- Prompt:
Each line of the listing is to be retyped exactly as given.

- Dataset excerpts:
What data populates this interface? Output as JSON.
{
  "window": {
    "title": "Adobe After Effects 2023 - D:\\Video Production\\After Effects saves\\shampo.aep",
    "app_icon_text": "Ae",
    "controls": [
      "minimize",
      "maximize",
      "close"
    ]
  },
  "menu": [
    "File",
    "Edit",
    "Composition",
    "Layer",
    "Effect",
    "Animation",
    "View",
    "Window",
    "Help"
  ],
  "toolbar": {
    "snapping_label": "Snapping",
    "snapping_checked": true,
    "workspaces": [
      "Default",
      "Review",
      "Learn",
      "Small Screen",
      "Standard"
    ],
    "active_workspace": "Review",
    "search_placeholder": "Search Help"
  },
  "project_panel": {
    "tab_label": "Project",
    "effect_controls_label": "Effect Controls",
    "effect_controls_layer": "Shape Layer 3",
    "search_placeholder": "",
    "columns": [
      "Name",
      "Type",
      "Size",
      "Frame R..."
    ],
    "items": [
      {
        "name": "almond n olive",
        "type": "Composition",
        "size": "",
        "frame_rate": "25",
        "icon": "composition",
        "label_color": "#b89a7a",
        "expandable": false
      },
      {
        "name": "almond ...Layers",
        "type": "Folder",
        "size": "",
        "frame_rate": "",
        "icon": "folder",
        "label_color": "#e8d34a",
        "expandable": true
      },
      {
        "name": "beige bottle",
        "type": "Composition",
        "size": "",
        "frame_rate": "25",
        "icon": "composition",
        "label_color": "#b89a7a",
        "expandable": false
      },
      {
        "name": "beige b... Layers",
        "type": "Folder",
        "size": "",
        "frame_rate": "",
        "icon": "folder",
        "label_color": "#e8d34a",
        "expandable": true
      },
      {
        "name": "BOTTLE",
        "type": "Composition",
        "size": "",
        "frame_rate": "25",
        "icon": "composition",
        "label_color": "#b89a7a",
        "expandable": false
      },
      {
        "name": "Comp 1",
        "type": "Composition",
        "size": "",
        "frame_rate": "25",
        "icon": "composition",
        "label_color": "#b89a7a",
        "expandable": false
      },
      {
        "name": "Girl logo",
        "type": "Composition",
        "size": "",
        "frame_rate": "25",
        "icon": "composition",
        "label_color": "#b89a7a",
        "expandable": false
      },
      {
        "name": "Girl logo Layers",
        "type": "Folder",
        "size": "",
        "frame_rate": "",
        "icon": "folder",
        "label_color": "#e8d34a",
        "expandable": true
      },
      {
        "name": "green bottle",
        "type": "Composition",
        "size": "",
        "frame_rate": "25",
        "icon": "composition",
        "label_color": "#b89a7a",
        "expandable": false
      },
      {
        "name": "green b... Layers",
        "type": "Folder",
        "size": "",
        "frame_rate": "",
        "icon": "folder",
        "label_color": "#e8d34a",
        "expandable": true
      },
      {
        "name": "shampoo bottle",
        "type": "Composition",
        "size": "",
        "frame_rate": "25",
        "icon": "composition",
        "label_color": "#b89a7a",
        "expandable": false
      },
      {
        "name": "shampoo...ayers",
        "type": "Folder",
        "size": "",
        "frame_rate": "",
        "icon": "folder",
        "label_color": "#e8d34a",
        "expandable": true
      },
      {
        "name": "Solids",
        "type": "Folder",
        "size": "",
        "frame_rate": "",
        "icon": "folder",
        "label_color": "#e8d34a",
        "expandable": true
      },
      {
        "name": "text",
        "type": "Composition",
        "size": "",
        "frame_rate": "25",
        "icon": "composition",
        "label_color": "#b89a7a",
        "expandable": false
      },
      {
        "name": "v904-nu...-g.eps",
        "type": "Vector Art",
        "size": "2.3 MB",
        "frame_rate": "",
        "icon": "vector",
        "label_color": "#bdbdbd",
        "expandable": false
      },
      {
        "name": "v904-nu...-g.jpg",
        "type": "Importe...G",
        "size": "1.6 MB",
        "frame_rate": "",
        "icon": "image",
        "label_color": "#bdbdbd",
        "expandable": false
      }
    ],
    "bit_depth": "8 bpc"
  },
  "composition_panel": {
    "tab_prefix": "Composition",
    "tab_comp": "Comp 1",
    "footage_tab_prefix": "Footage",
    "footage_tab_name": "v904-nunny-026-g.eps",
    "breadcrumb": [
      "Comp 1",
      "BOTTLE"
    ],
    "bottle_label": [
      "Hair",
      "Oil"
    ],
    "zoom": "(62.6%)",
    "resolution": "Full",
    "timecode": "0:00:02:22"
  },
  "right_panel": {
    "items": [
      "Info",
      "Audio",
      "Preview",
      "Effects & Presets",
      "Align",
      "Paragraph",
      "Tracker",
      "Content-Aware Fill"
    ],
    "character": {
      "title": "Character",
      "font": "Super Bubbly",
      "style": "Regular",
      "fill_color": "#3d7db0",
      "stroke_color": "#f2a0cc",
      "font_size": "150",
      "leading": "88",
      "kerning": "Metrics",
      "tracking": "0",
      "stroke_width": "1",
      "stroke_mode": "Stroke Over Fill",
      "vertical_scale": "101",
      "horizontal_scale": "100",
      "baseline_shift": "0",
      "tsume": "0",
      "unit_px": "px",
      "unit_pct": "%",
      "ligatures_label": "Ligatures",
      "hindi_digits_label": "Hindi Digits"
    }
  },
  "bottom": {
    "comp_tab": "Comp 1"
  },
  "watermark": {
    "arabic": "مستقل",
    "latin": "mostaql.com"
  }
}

- Answer area:
What data populates this interface? Output as JSON.
{
  "window": {
    "title": "Adobe After Effects 2023 - D:\\Video Production\\After Effects saves\\shampo.aep",
    "app_icon_text": "Ae",
    "controls": [
      "minimize",
      "maximize",
      "close"
    ]
  },
  "menu": [
    "File",
    "Edit",
    "Composition",
    "Layer",
    "Effect",
    "Animation",
    "View",
    "Window",
    "Help"
  ],
  "toolbar": {
    "snapping_label": "Snapping",
    "snapping_checked": true,
    "workspaces": [
      "Default",
      "Review",
      "Learn",
      "Small Screen",
      "Standard"
    ],
    "active_workspace": "Review",
    "search_placeholder": "Search Help"
  },
  "project_panel": {
    "tab_label": "Project",
    "effect_controls_label": "Effect Controls",
    "effect_controls_layer": "Shape Layer 3",
    "search_placeholder": "",
    "columns": [
      "Name",
      "Type",
      "Size",
      "Frame R..."
    ],
    "items": [
      {
        "name": "almond n olive",
        "type": "Composition",
        "size": "",
        "frame_rate": "25",
        "icon": "composition",
        "label_color": "#b89a7a",
        "expandable": false
      },
      {
        "name": "almond ...Layers",
        "type": "Folder",
        "size": "",
        "frame_rate": "",
        "icon": "folder",
        "label_color": "#e8d34a",
        "expandable": true
      },
      {
        "name": "beige bottle",
        "type": "Composition",
        "size": "",
        "frame_rate": "25",
        "icon": "composition",
        "label_color": "#b89a7a",
        "expandable": false
      },
      {
        "name": "beige b... Layers",
        "type": "Folder",
        "size": "",
        "frame_rate": "",
        "icon": "folder",
        "label_color": "#e8d34a",
        "expandable": true
      },
      {
        "name": "BOTTLE",
        "type": "Composition",
        "size": "",
        "frame_rate": "25",
        "icon": "composition",
        "label_color": "#b89a7a",
        "expandable": false
      },
      {
        "name": "Comp 1",
        "type": "Composition",
        "size": "",
        "frame_rate": "25",
        "icon": "composition",
        "label_color": "#b89a7a",
        "expandable": false
      },
      {
        "name": "Girl logo",
        "type": "Composition",
        "size": "",
        "frame_rate": "25",
        "icon": "composition",
        "label_color": "#b89a7a",
        "expandable": false
      },
      {
        "name": "Girl logo Layers",
        "type": "Folder",
        "size": "",
        "frame_rate": "",
        "icon": "folder",
        "label_color": "#e8d34a",
        "expandable": true
      },
      {
        "name": "green bottle",
        "type": "Composition",
        "size": "",
        "frame_rate": "25",
        "icon": "composition",
        "label_color": "#b89a7a",
        "expandable": false
      },
      {
        "name": "green b... Layers",
        "type": "Folder",
        "size": "",
        "frame_rate": "",
        "icon": "folder",
        "label_color": "#e8d34a",
        "expandable": true
      },
      {
        "name": "shampoo bottle",
        "type": "Composition",
        "size": "",
        "frame_rate": "25",
        "icon": "composition",
        "label_color": "#b89a7a",
        "expandable": false
      },
      {
        "name": "shampoo...ayers",
        "type": "Folder",
        "size": "",
        "frame_rate": "",
        "icon": "folder",
        "label_color": "#e8d34a",
        "expandable": true
      },
      {
        "name": "Solids",
        "type": "Folder",
        "size": "",
        "frame_rate": "",
        "icon": "folder",
        "label_color": "#e8d34a",
        "expandable": true
      },
      {
        "name": "text",
        "type": "Composition",
        "size": "",
        "frame_rate": "25",
        "icon": "composition",
        "label_color": "#b89a7a",
        "expandable": false
      },
      {
        "name": "v904-nu...-g.eps",
        "type": "Vector Art",
        "size": "2.3 MB",
        "frame_rate": "",
        "icon": "vector",
        "label_color": "#bdbdbd",
        "expandable": false
      },
      {
        "name": "v904-nu...-g.jpg",
        "type": "Importe...G",
        "size": "1.6 MB",
        "frame_rate": "",
        "icon": "image",
        "label_color": "#bdbdbd",
        "expandable": false
      }
    ],
    "bit_depth": "8 bpc"
  },
  "composition_panel": {
    "tab_prefix": "Composition",
    "tab_comp": "Comp 1",
    "footage_tab_prefix": "Footage",
    "footage_tab_name": "v904-nunny-026-g.eps",
    "breadcrumb": [
      "Comp 1",
      "BOTTLE"
    ],
    "bottle_label": [
      "Hair",
      "Oil"
    ],
    "zoom": "(62.6%)",
    "resolution": "Full",
    "timecode": "0:00:02:22"
  },
  "right_panel": {
    "items": [
      "Info",
      "Audio",
      "Preview",
      "Effects & Presets",
      "Align",
      "Paragraph",
      "Tracker",
      "Content-Aware Fill"
    ],
    "character": {
      "title": "Character",
      "font": "Super Bubbly",
      "style": "Regular",
      "fill_color": "#3d7db0",
      "stroke_color": "#f2a0cc",
      "font_size": "150",
      "leading": "88",
      "kerning": "Metrics",
      "tracking": "0",
      "stroke_width": "1",
      "stroke_mode": "Stroke Over Fill",
      "vertical_scale": "101",
      "horizontal_scale": "100",
      "baseline_shift": "0",
      "tsume": "0",
      "unit_px": "px",
      "unit_pct": "%",
      "ligatures_label": "Ligatures",
      "hindi_digits_label": "Hindi Digits"
    }
  },
  "bottom": {
    "comp_tab": "Comp 1"
  },
  "watermark": {
    "arabic": "مستقل",
    "latin": "mostaql.com"
  }
}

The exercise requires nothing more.